• [EXERCISE DIRECTIONS] Only the number is needed. Please count the lines below in which the word "adjustments" occurs.

*** Opening PROVIDED ENTRIES ***

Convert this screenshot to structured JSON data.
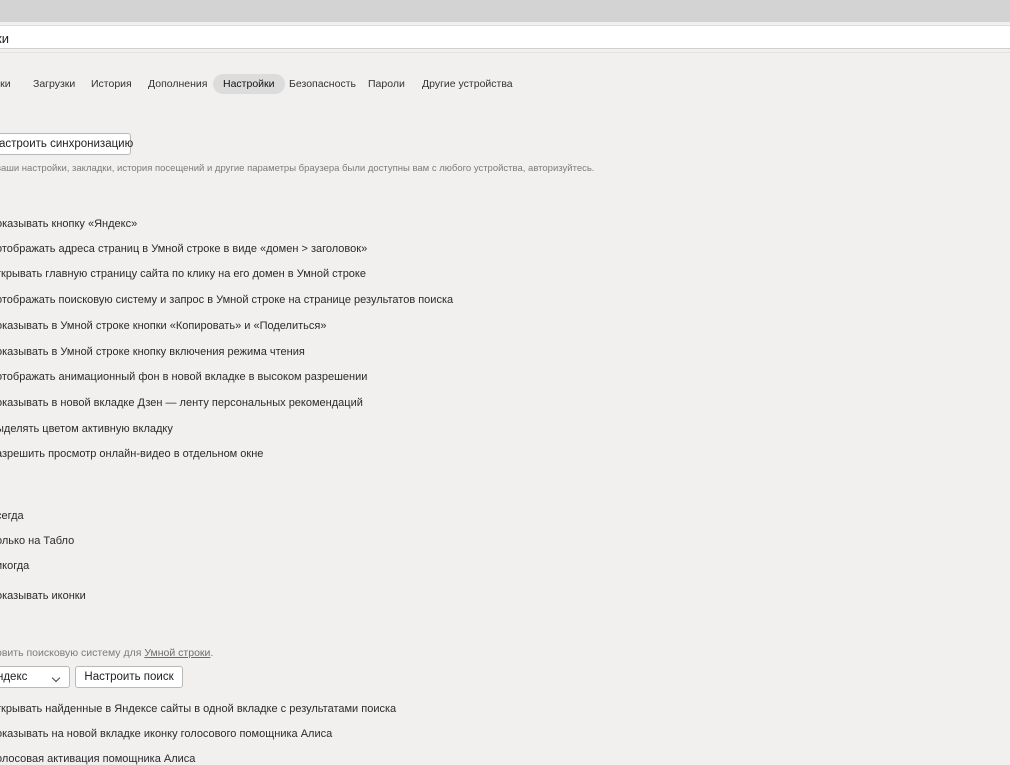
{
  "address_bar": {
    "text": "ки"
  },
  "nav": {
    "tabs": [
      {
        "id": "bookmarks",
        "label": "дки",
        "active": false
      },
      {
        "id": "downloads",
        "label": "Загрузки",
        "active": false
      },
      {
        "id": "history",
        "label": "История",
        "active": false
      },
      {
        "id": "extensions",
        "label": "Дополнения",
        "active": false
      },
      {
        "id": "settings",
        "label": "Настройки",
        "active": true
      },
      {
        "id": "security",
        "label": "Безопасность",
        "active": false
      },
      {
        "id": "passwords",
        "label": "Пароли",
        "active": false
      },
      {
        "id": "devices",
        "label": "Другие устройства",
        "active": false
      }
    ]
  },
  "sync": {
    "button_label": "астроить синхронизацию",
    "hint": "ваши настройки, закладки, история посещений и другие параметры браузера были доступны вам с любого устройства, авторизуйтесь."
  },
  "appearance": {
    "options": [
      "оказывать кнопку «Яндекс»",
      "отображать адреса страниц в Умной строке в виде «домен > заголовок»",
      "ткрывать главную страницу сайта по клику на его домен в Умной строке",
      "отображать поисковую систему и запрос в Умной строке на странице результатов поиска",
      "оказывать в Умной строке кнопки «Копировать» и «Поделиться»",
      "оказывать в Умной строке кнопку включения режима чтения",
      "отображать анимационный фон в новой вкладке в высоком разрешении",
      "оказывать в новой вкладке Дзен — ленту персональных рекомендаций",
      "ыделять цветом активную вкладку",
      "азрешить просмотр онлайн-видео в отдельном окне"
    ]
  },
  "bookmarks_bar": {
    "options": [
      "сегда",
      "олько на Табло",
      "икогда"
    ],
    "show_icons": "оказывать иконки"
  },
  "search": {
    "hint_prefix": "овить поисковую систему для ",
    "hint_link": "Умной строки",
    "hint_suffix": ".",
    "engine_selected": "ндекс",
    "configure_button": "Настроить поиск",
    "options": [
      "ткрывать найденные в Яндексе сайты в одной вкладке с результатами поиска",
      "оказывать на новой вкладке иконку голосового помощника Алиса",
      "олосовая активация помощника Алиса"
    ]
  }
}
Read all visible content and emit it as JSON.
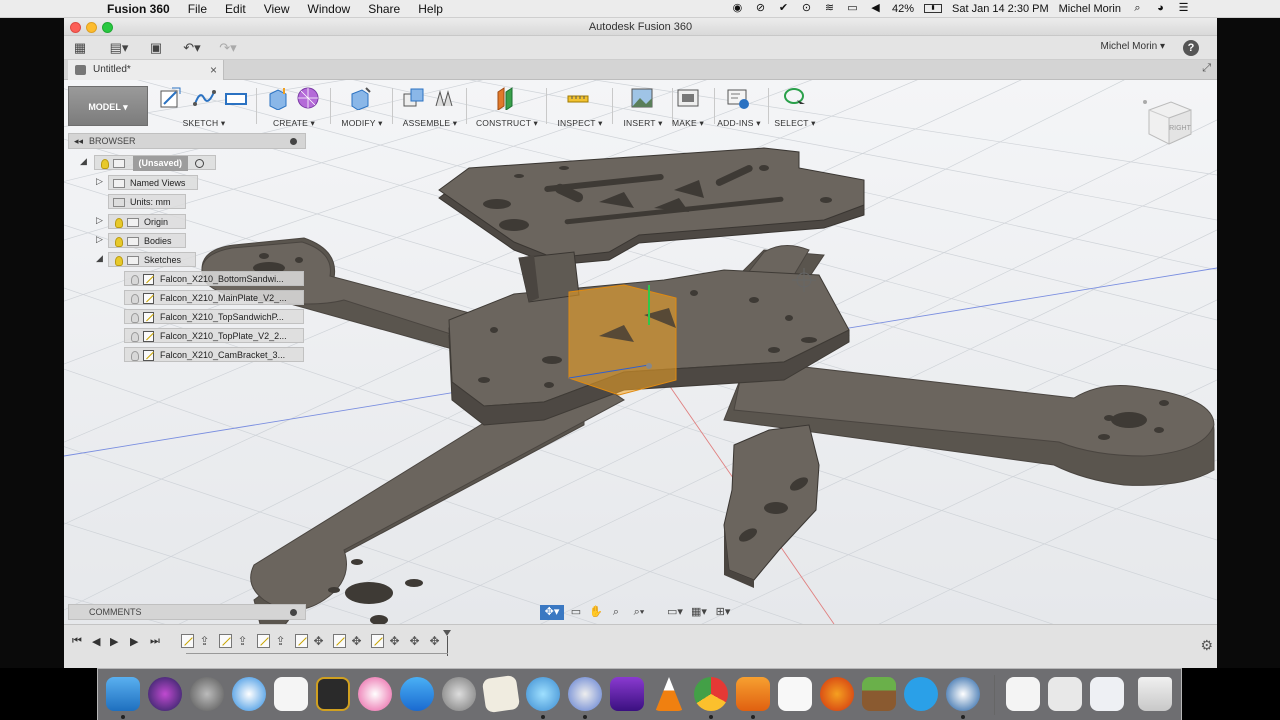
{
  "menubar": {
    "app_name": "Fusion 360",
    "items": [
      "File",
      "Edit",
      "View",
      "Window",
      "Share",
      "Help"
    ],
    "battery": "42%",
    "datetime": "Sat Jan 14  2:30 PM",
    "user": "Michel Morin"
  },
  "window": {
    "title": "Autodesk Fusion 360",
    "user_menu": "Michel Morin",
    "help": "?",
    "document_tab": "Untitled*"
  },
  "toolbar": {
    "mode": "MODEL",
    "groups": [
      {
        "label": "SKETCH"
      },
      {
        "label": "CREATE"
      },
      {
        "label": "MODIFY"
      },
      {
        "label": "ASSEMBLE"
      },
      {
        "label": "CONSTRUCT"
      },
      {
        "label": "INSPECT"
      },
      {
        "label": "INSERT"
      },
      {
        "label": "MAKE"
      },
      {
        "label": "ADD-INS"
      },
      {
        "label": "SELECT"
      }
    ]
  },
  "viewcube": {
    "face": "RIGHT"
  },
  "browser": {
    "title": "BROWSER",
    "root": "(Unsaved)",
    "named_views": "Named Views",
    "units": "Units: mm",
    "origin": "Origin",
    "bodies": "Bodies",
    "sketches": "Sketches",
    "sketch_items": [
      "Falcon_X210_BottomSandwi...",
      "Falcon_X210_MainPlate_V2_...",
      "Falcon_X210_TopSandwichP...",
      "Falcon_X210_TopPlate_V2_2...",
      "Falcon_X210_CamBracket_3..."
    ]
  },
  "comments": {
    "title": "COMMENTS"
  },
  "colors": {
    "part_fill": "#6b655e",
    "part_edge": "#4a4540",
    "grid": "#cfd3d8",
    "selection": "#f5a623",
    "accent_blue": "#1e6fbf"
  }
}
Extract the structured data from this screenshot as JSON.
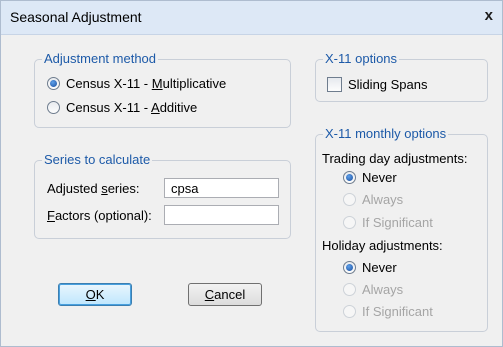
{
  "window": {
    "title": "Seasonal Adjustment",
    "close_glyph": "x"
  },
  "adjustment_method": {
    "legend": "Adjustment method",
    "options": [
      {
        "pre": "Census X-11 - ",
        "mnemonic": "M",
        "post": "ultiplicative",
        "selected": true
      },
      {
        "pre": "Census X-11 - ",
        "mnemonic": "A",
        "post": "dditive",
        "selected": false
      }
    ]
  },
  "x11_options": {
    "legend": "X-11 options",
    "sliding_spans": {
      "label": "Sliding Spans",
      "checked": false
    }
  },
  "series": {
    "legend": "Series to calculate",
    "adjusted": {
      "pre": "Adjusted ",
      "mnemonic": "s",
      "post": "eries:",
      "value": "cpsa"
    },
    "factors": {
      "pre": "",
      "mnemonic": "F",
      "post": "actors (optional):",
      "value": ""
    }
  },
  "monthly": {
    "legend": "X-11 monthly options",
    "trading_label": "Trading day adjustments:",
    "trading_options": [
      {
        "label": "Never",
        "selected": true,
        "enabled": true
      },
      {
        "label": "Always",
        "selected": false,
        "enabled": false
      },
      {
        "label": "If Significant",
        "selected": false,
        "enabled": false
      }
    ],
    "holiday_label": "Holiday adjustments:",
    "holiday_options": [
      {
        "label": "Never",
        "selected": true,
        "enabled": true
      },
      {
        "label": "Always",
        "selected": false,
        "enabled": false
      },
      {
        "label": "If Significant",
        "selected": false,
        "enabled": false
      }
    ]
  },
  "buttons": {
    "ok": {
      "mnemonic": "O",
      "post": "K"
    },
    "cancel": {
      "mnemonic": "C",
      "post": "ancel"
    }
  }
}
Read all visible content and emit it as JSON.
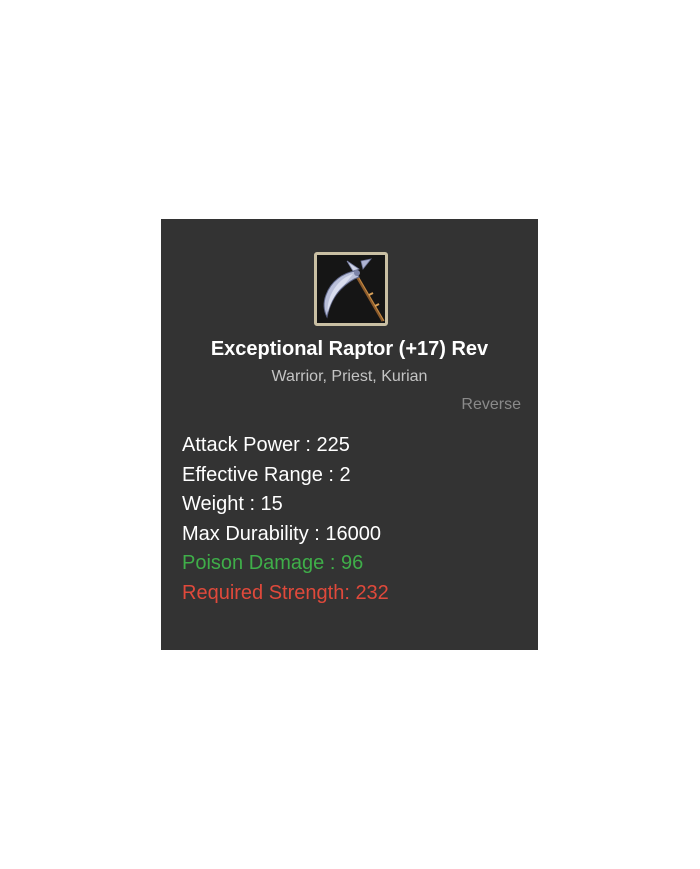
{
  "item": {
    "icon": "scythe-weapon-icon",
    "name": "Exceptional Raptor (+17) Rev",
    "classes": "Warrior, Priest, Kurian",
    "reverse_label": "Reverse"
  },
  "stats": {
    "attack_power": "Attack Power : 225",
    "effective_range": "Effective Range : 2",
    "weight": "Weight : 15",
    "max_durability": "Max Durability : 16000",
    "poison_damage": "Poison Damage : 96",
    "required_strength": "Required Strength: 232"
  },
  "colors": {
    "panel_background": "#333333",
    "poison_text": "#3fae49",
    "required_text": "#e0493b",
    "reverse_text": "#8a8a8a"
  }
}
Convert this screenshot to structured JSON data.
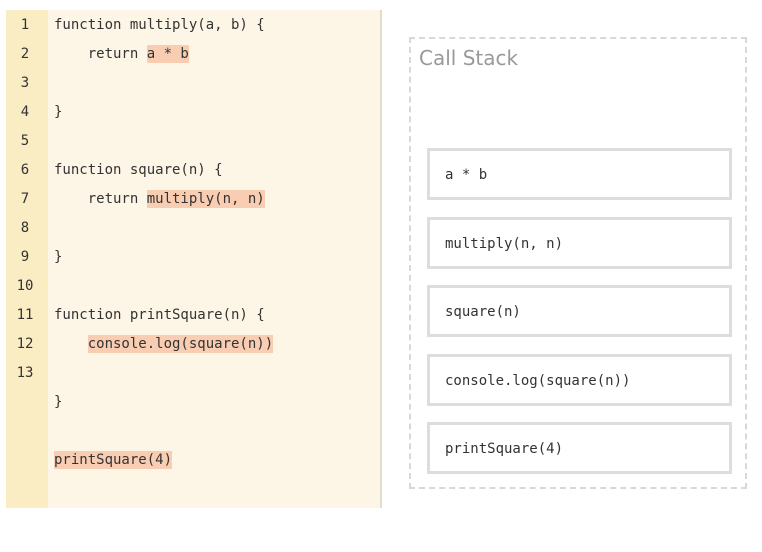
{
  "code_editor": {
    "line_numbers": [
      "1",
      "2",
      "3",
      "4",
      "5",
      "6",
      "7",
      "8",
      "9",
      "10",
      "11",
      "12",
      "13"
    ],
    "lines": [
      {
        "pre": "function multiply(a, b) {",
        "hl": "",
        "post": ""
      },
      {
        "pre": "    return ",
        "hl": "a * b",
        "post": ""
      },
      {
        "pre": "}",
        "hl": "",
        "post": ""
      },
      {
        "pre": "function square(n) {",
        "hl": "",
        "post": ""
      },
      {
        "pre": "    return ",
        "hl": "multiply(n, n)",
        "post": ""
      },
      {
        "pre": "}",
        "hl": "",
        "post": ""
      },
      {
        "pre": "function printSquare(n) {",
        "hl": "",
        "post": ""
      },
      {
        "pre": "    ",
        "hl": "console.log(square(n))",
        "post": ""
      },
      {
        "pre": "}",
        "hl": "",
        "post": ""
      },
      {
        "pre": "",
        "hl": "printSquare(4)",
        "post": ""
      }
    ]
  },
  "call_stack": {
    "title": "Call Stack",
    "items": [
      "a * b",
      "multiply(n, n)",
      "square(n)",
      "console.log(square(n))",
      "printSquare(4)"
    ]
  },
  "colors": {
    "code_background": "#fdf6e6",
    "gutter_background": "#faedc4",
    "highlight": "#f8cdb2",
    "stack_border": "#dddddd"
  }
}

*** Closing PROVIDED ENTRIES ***

• [OUTPUT FOR THIS TASK] 2